> [Work request] Output the data below exactly, images excluded.

Website and app data records:
********

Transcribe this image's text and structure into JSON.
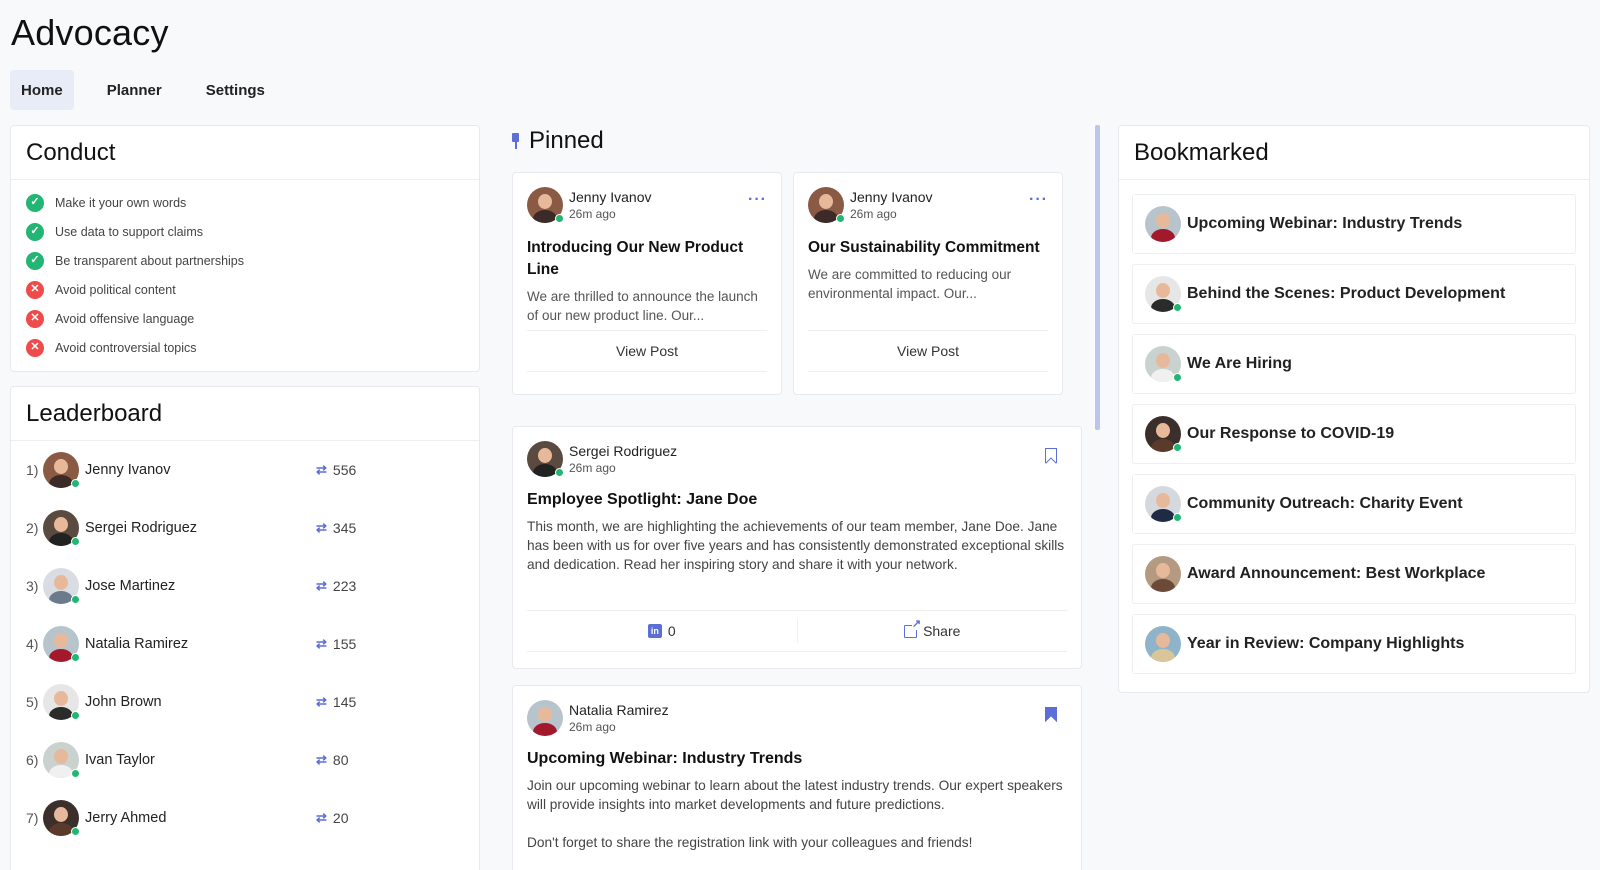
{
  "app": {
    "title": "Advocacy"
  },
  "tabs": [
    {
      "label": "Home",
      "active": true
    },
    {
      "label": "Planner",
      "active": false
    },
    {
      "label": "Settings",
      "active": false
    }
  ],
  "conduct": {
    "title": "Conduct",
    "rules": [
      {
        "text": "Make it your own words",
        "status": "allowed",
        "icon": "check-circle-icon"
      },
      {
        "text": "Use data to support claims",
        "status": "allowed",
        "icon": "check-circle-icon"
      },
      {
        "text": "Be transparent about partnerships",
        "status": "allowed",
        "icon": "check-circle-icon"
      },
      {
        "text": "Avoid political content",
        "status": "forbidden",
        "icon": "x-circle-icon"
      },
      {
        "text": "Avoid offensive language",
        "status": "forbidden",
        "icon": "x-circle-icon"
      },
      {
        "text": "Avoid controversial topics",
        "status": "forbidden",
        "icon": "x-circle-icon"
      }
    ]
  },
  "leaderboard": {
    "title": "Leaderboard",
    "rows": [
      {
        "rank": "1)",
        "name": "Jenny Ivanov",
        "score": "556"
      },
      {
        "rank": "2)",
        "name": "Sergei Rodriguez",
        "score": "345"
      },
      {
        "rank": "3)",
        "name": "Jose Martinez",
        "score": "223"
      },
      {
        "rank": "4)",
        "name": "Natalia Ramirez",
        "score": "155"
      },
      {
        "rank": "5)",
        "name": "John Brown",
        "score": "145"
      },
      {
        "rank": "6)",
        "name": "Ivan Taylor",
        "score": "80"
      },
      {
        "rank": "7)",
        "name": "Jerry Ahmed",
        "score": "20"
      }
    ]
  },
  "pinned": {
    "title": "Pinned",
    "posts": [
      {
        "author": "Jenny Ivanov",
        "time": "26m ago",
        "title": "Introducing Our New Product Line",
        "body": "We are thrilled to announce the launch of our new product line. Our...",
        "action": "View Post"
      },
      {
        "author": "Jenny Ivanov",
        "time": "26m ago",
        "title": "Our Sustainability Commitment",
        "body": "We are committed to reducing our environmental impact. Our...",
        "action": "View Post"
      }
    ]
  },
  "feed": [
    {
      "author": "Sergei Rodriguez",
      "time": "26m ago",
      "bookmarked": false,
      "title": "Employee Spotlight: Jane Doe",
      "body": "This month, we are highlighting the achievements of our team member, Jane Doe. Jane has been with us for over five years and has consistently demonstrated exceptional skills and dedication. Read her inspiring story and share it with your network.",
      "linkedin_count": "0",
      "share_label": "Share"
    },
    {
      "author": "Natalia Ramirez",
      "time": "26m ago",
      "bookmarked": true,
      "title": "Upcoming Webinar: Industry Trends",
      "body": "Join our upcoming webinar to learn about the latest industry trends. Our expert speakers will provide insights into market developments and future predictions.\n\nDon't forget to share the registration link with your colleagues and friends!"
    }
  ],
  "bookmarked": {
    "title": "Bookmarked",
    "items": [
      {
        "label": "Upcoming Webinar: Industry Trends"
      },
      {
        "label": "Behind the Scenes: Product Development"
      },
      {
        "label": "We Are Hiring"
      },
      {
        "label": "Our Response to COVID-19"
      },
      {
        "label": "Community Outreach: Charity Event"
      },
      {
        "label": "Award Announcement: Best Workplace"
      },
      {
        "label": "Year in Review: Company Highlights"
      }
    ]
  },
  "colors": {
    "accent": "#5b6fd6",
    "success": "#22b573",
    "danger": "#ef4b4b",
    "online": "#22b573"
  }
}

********

> [Answer section]
Transcribe this image's text and structure into JSON.
{
  "app": {
    "title": "Advocacy"
  },
  "tabs": [
    {
      "label": "Home",
      "active": true
    },
    {
      "label": "Planner",
      "active": false
    },
    {
      "label": "Settings",
      "active": false
    }
  ],
  "conduct": {
    "title": "Conduct",
    "rules": [
      {
        "text": "Make it your own words",
        "status": "allowed",
        "icon": "check-circle-icon"
      },
      {
        "text": "Use data to support claims",
        "status": "allowed",
        "icon": "check-circle-icon"
      },
      {
        "text": "Be transparent about partnerships",
        "status": "allowed",
        "icon": "check-circle-icon"
      },
      {
        "text": "Avoid political content",
        "status": "forbidden",
        "icon": "x-circle-icon"
      },
      {
        "text": "Avoid offensive language",
        "status": "forbidden",
        "icon": "x-circle-icon"
      },
      {
        "text": "Avoid controversial topics",
        "status": "forbidden",
        "icon": "x-circle-icon"
      }
    ]
  },
  "leaderboard": {
    "title": "Leaderboard",
    "rows": [
      {
        "rank": "1)",
        "name": "Jenny Ivanov",
        "score": "556"
      },
      {
        "rank": "2)",
        "name": "Sergei Rodriguez",
        "score": "345"
      },
      {
        "rank": "3)",
        "name": "Jose Martinez",
        "score": "223"
      },
      {
        "rank": "4)",
        "name": "Natalia Ramirez",
        "score": "155"
      },
      {
        "rank": "5)",
        "name": "John Brown",
        "score": "145"
      },
      {
        "rank": "6)",
        "name": "Ivan Taylor",
        "score": "80"
      },
      {
        "rank": "7)",
        "name": "Jerry Ahmed",
        "score": "20"
      }
    ]
  },
  "pinned": {
    "title": "Pinned",
    "posts": [
      {
        "author": "Jenny Ivanov",
        "time": "26m ago",
        "title": "Introducing Our New Product Line",
        "body": "We are thrilled to announce the launch of our new product line. Our...",
        "action": "View Post"
      },
      {
        "author": "Jenny Ivanov",
        "time": "26m ago",
        "title": "Our Sustainability Commitment",
        "body": "We are committed to reducing our environmental impact. Our...",
        "action": "View Post"
      }
    ]
  },
  "feed": [
    {
      "author": "Sergei Rodriguez",
      "time": "26m ago",
      "bookmarked": false,
      "title": "Employee Spotlight: Jane Doe",
      "body": "This month, we are highlighting the achievements of our team member, Jane Doe. Jane has been with us for over five years and has consistently demonstrated exceptional skills and dedication. Read her inspiring story and share it with your network.",
      "linkedin_count": "0",
      "share_label": "Share"
    },
    {
      "author": "Natalia Ramirez",
      "time": "26m ago",
      "bookmarked": true,
      "title": "Upcoming Webinar: Industry Trends",
      "body": "Join our upcoming webinar to learn about the latest industry trends. Our expert speakers will provide insights into market developments and future predictions.\n\nDon't forget to share the registration link with your colleagues and friends!"
    }
  ],
  "bookmarked": {
    "title": "Bookmarked",
    "items": [
      {
        "label": "Upcoming Webinar: Industry Trends"
      },
      {
        "label": "Behind the Scenes: Product Development"
      },
      {
        "label": "We Are Hiring"
      },
      {
        "label": "Our Response to COVID-19"
      },
      {
        "label": "Community Outreach: Charity Event"
      },
      {
        "label": "Award Announcement: Best Workplace"
      },
      {
        "label": "Year in Review: Company Highlights"
      }
    ]
  },
  "colors": {
    "accent": "#5b6fd6",
    "success": "#22b573",
    "danger": "#ef4b4b",
    "online": "#22b573"
  }
}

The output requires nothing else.